The abortion fight in Texas is a perfect example of how a filibuster should work if the legislative system will allow them.
It should allow an individual member bothered that particularly egregious piece of legislation is being rushed through the legislature to take extraordinary measures to delay the vote while bringing attention to the issue. It should not be a de facto veto for the party which lost the last election.
This is exactly what state Senator Wendy Davis (D) did with her 13 hour filibuster. She endured significantly personal discomfort to prevent the bill from being rushed through in the final hours of the special session and brought wider national attention to the bill. What was once a relatively obscure bill became national headlines. People have been given a chance to lobby their members.

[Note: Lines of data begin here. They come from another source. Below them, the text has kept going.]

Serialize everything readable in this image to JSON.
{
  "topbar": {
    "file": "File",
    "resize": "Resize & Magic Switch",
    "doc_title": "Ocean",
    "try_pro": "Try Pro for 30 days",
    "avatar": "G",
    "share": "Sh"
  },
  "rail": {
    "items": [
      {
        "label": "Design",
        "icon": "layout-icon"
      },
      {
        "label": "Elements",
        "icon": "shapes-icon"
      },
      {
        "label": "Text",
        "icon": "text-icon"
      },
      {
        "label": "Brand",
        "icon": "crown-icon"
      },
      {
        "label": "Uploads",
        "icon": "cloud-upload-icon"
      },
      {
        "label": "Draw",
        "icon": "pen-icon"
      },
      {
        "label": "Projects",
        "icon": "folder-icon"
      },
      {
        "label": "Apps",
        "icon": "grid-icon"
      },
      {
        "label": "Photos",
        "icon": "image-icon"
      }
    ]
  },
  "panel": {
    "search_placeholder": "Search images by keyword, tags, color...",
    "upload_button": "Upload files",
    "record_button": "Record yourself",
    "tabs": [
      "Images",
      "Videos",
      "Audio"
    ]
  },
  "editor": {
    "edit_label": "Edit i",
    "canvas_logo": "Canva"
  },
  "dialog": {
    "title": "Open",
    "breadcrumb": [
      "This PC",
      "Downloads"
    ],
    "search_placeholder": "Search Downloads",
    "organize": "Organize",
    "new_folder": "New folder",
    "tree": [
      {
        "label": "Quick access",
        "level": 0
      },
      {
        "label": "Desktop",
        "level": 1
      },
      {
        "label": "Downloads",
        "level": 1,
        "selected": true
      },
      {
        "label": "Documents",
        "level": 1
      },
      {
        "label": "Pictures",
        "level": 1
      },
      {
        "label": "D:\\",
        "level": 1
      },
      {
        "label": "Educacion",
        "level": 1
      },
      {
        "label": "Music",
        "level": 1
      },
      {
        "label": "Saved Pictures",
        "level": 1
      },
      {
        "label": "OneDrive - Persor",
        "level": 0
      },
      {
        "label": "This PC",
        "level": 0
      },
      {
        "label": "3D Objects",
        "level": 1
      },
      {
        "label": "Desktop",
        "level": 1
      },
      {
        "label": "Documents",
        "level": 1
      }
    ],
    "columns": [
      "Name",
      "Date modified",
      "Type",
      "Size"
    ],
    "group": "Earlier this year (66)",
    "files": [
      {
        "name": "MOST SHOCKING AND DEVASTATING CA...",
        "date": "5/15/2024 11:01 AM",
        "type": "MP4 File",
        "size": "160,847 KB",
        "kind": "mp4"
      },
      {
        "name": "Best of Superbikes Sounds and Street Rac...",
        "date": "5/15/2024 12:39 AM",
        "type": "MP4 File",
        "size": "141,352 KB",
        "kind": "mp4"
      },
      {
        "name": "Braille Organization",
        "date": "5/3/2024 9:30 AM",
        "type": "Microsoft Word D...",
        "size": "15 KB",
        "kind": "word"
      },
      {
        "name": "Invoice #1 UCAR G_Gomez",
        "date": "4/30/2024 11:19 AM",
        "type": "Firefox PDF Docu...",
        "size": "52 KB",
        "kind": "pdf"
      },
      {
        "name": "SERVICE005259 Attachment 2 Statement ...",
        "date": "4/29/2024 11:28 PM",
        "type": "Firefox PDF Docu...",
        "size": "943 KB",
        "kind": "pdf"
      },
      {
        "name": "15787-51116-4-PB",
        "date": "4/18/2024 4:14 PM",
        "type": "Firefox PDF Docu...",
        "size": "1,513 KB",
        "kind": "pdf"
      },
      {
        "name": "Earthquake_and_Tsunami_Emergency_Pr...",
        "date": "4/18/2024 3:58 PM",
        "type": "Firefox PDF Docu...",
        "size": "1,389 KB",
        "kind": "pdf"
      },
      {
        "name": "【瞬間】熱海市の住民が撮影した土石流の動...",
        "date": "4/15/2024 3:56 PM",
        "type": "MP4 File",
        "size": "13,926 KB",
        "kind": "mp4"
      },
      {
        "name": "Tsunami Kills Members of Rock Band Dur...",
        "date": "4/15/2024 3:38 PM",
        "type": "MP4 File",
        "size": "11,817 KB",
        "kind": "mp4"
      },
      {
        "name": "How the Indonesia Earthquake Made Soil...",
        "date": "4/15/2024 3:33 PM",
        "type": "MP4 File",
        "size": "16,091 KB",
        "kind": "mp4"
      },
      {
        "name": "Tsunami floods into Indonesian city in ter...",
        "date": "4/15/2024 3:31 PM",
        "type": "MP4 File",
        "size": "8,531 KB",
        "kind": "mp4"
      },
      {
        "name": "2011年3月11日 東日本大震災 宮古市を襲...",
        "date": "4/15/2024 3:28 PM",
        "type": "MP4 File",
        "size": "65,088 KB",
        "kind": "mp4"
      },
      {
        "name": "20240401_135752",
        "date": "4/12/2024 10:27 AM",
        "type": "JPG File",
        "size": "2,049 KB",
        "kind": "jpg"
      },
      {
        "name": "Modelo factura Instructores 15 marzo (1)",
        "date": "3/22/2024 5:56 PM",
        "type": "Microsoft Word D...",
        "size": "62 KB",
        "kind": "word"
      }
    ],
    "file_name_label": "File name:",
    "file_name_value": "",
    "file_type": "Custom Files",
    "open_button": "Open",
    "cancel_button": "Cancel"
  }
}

Ultimately, a legislative minority shouldn’t be able to subvert the will of a determined majority. Governor Rick Perry (R) called another special session to take up the abortion restriction bill. While the Democrats might be able to delay the votes again its is unlikely they will stop the bill in this new session. Even if Democrats did, Perry could always call yet another special session. The Republicans really want to pass this bill and since they have the majority it is very likely they eventually will.
On the other hand, how the “filibuster” now works in the United States Senate is an absurd perversion of the entire idea of democracy. It has simply become a totally unjustifiable and highly destructive veto for the minority over everything that happens in the Senate, which has no place in a functioning democracy.
Photo by Gage Skidmore released under Creative Commons License